Greek mythology | G. S. Kirk

This literature criticism consists of approximately 36 pages of analysis & critique of Greek mythology.
This section contains 10,636 words
(approx. 36 pages at 300 words per page)
Buy the G. S. Kirk

G. S. Kirk

SOURCE: "The Heroes," in The Nature of Greek Myths, Penguin Books, 1974, pp. 145-75.

In the following essay, Kirk asserts that the narrative complexity of hero myths is much greater than that of the divine myths. He then classifies hero myths as those related to older heroes (in myths set in a "timeless past long before the Trojan War"), those related to younger heroes (in myths set at a time close to or during the Trojan War), and those concerned with "definitely historical figures."

Powerful as some of the divine myths are, it is the hero myths that constitute the most prominent and varied side of Greek traditional tales as a whole. Many other ethnic collections, perhaps most, are virtually confined to divine tales and contain few heroic ones. Ancient Mesopotamia and Egypt exemplify the tendency. The Mesopotamian tales of Gilgamesh are admittedly imaginative, and...

(read more)

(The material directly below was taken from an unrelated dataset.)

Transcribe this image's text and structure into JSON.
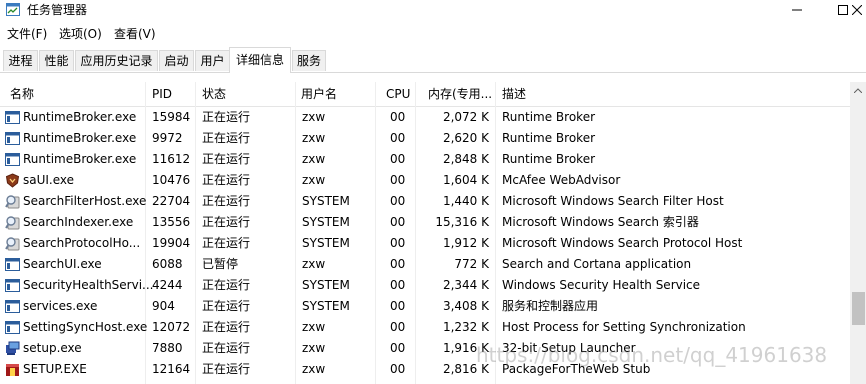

This section contains 10,636 words
(approx. 36 pages at 300 words per page)
Buy the G. S. Kirk
Follow Us on Facebook